“Well you say, in the first place, the Grey Ham determines to take a trip to Saratoga, and nothing ’ud satisfy him but he must take along with him the whole Spermacetay Club, Spermaceti Sam, Rumpus Grizzel, Peter Sun, Master o’ th’ Bombazine School o’ litherature.  He dresses ’em all up, fixes ’em bewtifull, and they starts for Saratoga.

“Well I fust fell in with the party going up New York Bay; for tho’ I’d started in the same boat I had’nt seen ’em afore.  I fell in with ’em, I did.  They were all standin’ on the bow of the boat, looking towards New York.  Rumpus Grizzel looked very solemn—Peter Sun very much like a bottle o’ ginger pop—he seemed so ready to go off.  As for Spermaceti Sam he stood silent and alone, leanin’ his head against the railin’, and a-sweatin’ like blazes.  The Grey Ham was likewise alone.  He was very pale,—whitewash was nothin’ to him.

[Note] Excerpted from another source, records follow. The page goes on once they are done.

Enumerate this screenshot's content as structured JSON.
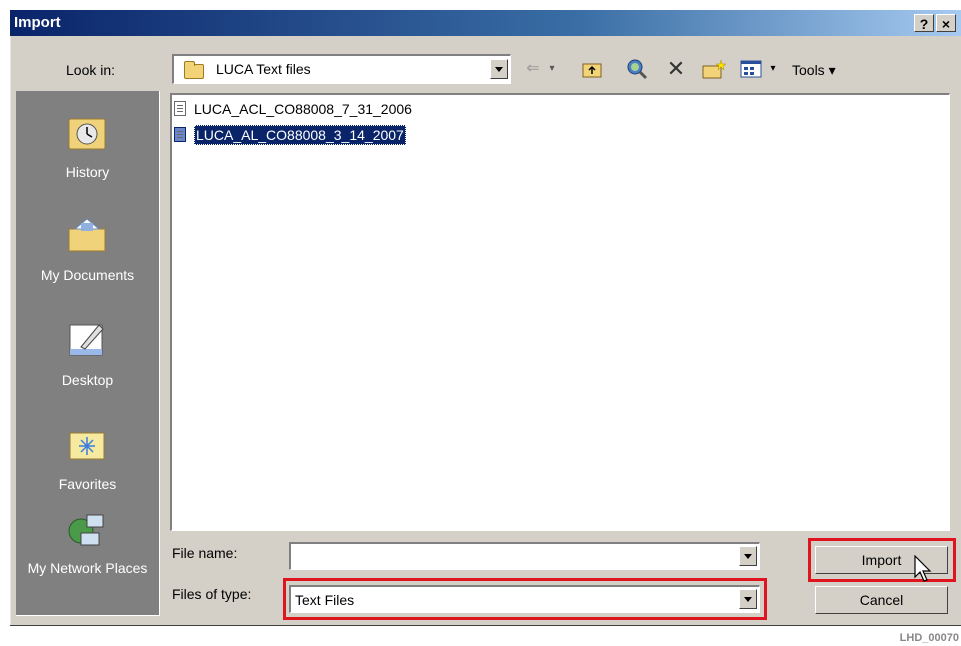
{
  "window": {
    "title": "Import",
    "help_button": "?",
    "close_button": "×"
  },
  "lookin": {
    "label": "Look in:",
    "value": "LUCA Text files"
  },
  "toolbar": {
    "tools_label": "Tools",
    "icons": [
      "back-icon",
      "up-folder-icon",
      "search-web-icon",
      "delete-icon",
      "new-folder-icon",
      "views-icon"
    ]
  },
  "places": [
    {
      "label": "History",
      "icon": "history-icon"
    },
    {
      "label": "My Documents",
      "icon": "my-documents-icon"
    },
    {
      "label": "Desktop",
      "icon": "desktop-icon"
    },
    {
      "label": "Favorites",
      "icon": "favorites-icon"
    },
    {
      "label": "My Network Places",
      "icon": "network-places-icon"
    }
  ],
  "files": [
    {
      "name": "LUCA_ACL_CO88008_7_31_2006",
      "selected": false
    },
    {
      "name": "LUCA_AL_CO88008_3_14_2007",
      "selected": true
    }
  ],
  "filename": {
    "label": "File name:",
    "value": ""
  },
  "filetype": {
    "label": "Files of type:",
    "value": "Text Files"
  },
  "buttons": {
    "import": "Import",
    "cancel": "Cancel"
  },
  "footer": {
    "code": "LHD_00070"
  },
  "colors": {
    "titlebar": "#0a246a",
    "highlight": "#e0141e",
    "dialog_bg": "#d4d0c8"
  }
}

“Gentlemen”—see the Grey Ham, a-turnin’ round—“Yonder are the shores o’ New York.  Gentlemen, I hope the people will not make me—a poor, humble, fellow citizen—the subject of any grand display.  I’m not used to it.”

“Verily the shores are black with people,” cried Rev. Rumpus Grizzle—“Lo!  The Gothamites have crowded to welcome us!”

“This is fame!” echoed Peter Sun, snuffing the breeze like a young colt.

“This is fame!” murmured Spermaceti Sam, wiping the perspiration off his cheeks.  “This is fame, no doubt it is.  It may be fame, but its d—d hot.”

Well, what does the Grey Ham do, but as the boat nears the wharf—black as ink with people—what does he do, but jumps up, and seizes the flag-staff and sits astride o’ the railin’ in a way that was pertiklerly perwokin’.

“Gentlemen,” sez he, “gather round me.  The vast myriad yonder are goin’ to hurrah.  Come to my side, Rumpus—here Peter—here Spermaceti Sam—show ’em your face.  You’re my beacon.  Now then—”

“Where is the Blow Nakre?” cried Peter Sun.

“Down in the cabin writin’ Temperance statistics, and a-takin’ of a temperance cocktail,” responded Spermaceti Sam, “and so is our Bob.—But he’s a drinkin’ of a cocktail without the temperance to it.  Bob does them things sometimes.”

“Well, we was now coming near and nearer to the wharf, and the people seemed to grow thicker and thicker.  An onion garden, with a family of ingens in a stalk, was nothin’ to ’em in the way o’ thickness.  No it wasn’t.

“Gentlemen, this is a great duty for us all,” said the Grey Ham, in a low, solemn tone o’ voice.  Yonder you see the triumph of literature.  Yon solemn crowds have assembled to celebrate my triumph—they have.  I did mean to travel incognito—God knows I did.  But the people have found me— found us out.  We must submit to be famous.”

“It is the will of God,” said the Preacher Grizzle, with startling solemnity.

“Now I know,” cried Peter Sun, “what it is to have my heart throb with the generous impulses of a gratified ambition—D—m that orange peel!”

“It may be gratified ambition,” quo’ Spermaceti, “but I’d rather take it in the cool.  Couldn’t they put me in a refrigerator?”

“I’ll address the people!” cried the Grey Ham, holding on the the flag-staff.  “People of New York—This is an occasion—(how the d—d boat lurches!)—unaccustomed as I am to public—public—(how that rotten egg smells!)—speaking—People of New—speaking—“

“Wait a moment, Grey,” cried Peter Sun, “see—a spokesman advances from the crowd—he raises his hand—he speaks—”

“My feelings, people of New York,” began the Grey Ham, “My feelings—wont allow—I say people of New York—my feelings wont—“

“Damn your feelings!” cried the man on the wharf—“Now jist be quick, will ye, and tell me what we want to know.  Is he on board?

“Yes—he is here himself!” cried Peter Sun.

“Hurrah, Hurrah!” cried several voices, We’ve caught him!”

“Caught who?” cried the Grey Ham, as the boat touched the wharf—“Caught who?”

“Why d—m it, don’t come that game over us,” cried the spokesman, jumpin’ a board.  “Now tell me, mister, you sir there hangin’ on to the flag-staff—Isn’t your name Alphonse Smith, and aren’t you the Philadelphia Pickpocket?”